The 2017 Kansas City Chiefs won their first five games of the season, averaging 32.8 points a game.
Over the next six games, the Chiefs offense inexplicably stuttered, averaging just 18.0 points a game as they dropped five of six, scoring just nine points in Week 10 and ten points in Week 11.
Already a three-time Coach of the Year, Andy Reid decided to cede his play-calling duties to his O.C., Matt Nagy, and in Nagy’s first outing the Chiefs put up 31 points and over 500 yards of offense.
With Nagy calling plays, the Chiefs went on to win their last four games and secured a wild-card spot while averaging 30 points a game.
Ten days later, Nagy left Kansas City to become the head coach of the Chicago Bears.
With his club currently struggling through a four-game losing streak, why wouldn’t Nagy try the same thing?
Monday, Nagy said “there were a lot of things breaking down in the first half versus the Eagles,” and I wondered, relative to his play-calling and focus it takes, would it be advantageous for him to give it up even temporarily to be able to focus on all those things that were going wrong?
“I’ll start off by saying we look at a lot of different things: players, we look at us as coaches, we look at the plays that are being called. That’s always the No. 1 thing after every single game, win lose or draw, that I start off with," he said Wednesday.
“It doesn’t matter whether we score six touchdowns and we have a hell of a game, I'll always check myself and see where am I at in regards to this scheme and whether it works or not; was it there; and also the rhythm.
“I've been a part of that. I've lived it. Where some of the best play-callers have been into a position where you try change.
“We're always looking at all avenues. To answer your question: it's not just the players, it is coaching.”
I don’t challenge the plays called by professionals because they know more about it than I do, but I couldn’t find an answer to my actual question in that response so I tried to clarify, “Just to be clear, I’m not asking about your play-calling, I’m asking if not having to worry about that during the game would free you up to do other things that would benefit the ball club?”

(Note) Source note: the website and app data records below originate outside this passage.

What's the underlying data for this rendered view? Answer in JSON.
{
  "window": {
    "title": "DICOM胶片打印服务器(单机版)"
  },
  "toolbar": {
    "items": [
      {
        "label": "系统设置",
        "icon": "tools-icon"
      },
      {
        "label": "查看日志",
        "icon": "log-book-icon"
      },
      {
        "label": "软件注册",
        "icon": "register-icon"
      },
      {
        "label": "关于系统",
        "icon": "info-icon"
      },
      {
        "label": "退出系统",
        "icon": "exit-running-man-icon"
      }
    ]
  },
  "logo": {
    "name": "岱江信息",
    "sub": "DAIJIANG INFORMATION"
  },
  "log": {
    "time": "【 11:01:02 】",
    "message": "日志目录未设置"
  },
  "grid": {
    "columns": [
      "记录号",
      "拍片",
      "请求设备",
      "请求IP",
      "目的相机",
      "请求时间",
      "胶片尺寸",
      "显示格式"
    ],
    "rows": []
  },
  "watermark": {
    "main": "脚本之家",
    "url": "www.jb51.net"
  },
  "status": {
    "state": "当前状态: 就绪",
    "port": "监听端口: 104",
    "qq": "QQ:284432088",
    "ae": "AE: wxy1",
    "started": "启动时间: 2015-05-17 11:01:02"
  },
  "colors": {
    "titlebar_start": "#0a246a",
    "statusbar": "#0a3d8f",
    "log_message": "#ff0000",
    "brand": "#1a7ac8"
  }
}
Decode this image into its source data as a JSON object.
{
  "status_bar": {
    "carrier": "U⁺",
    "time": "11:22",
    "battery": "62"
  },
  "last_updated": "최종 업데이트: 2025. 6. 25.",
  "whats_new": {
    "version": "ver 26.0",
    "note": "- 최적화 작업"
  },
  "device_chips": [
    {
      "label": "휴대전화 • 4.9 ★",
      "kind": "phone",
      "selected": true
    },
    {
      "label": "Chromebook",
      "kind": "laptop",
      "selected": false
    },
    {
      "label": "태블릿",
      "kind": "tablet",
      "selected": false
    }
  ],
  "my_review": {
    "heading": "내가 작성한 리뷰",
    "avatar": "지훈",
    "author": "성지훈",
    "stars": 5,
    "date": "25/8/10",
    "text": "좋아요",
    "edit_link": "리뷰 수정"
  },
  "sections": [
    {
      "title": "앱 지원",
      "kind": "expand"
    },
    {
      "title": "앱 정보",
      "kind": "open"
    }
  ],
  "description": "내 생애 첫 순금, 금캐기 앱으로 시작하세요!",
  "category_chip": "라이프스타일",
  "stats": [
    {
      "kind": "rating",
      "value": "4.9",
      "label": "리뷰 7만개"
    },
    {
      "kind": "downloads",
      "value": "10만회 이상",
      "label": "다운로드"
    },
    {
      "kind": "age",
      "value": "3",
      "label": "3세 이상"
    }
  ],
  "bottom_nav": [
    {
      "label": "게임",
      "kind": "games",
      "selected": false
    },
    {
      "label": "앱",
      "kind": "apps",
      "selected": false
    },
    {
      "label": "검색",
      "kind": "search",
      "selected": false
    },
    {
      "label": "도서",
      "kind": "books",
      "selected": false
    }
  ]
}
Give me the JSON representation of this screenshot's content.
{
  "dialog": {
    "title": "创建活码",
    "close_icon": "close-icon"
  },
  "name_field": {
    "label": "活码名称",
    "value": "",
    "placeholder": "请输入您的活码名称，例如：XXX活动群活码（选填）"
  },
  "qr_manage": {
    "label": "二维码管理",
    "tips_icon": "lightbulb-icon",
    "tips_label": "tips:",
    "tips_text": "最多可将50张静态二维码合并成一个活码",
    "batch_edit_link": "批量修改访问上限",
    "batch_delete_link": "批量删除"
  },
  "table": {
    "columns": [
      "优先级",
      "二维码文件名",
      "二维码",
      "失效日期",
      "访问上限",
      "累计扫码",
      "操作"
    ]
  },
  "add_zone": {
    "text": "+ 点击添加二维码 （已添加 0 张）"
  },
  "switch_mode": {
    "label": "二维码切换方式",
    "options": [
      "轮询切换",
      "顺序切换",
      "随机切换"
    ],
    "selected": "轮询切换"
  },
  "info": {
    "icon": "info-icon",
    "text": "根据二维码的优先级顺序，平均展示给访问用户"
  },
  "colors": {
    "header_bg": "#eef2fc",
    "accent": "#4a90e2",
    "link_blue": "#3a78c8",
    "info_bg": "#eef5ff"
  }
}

Nagy patiently replied, “That part of the question, to me, it falls into a rhythm. It's pretty natural, when you go three-and-out five straight times and you don't know your 'why' sometimes, that's the part to where you can say to yourselves, 'is this something where there needs to be a change, whether it's play-calling, whether it's schematically, whether it's position, etc?'
“But it can affect you at times if you're not getting into rhythm. I think just like it affects the players. Hopefully that's ... I don't know if I'm answering exactly what you're looking for.”
He wasn’,t so I tried one last time, “I’m actually asking if you would be best served rather than focusing on calling plays by watching offensive line play or watching your receivers ..."
Before I could finish, I was told, “No, I wouldn't.”
Following his first NFL game as a play-caller back in 2017, Nagy told Terez Paylor of the Kansas City Star, “That’s the best part about Coach Reid –– there’s zero ego. He doesn’t care. If he thinks it’s going to work, let’s go.”
I can’t say for certain Nagy handing off the play-calling duties would help fix what’s ailing the Bears, but it does seem highly unlikely he’d be the Bears head coach today if Reed hadn’t tried it with him.
I also have no idea whether or not Nagy’s ego is an issue.
My gut is telling me he will get this fixed, but it is troubling how unwilling Nagy is to even consider something so obvious that’s worked for him in the past, if for no other reason than to get a fresh perspective on where his club is at, and what his options are to get it where he wants it to go.